(Work task):
Please restate each line of the data that follows word for word, skipping any image.

(Website and app data records):
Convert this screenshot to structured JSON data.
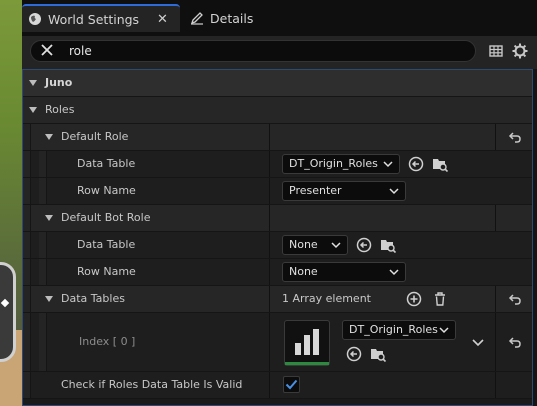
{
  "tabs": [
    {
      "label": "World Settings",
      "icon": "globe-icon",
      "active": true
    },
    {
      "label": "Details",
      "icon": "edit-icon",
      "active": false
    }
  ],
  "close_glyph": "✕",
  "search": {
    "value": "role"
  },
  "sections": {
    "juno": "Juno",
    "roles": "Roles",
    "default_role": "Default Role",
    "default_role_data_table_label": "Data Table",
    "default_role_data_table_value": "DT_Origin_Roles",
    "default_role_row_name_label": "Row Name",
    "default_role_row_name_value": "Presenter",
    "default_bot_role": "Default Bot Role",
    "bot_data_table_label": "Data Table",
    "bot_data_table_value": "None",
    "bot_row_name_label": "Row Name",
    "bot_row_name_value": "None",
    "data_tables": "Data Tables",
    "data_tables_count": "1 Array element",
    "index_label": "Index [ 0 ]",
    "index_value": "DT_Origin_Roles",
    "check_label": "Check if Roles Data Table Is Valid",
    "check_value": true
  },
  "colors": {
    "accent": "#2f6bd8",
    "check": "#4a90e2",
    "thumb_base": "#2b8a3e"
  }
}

(Result for this task):
Convert this screenshot to structured JSON data.
{
  "tabs": [
    {
      "label": "World Settings",
      "icon": "globe-icon",
      "active": true
    },
    {
      "label": "Details",
      "icon": "edit-icon",
      "active": false
    }
  ],
  "close_glyph": "✕",
  "search": {
    "value": "role"
  },
  "sections": {
    "juno": "Juno",
    "roles": "Roles",
    "default_role": "Default Role",
    "default_role_data_table_label": "Data Table",
    "default_role_data_table_value": "DT_Origin_Roles",
    "default_role_row_name_label": "Row Name",
    "default_role_row_name_value": "Presenter",
    "default_bot_role": "Default Bot Role",
    "bot_data_table_label": "Data Table",
    "bot_data_table_value": "None",
    "bot_row_name_label": "Row Name",
    "bot_row_name_value": "None",
    "data_tables": "Data Tables",
    "data_tables_count": "1 Array element",
    "index_label": "Index [ 0 ]",
    "index_value": "DT_Origin_Roles",
    "check_label": "Check if Roles Data Table Is Valid",
    "check_value": true
  },
  "colors": {
    "accent": "#2f6bd8",
    "check": "#4a90e2",
    "thumb_base": "#2b8a3e"
  }
}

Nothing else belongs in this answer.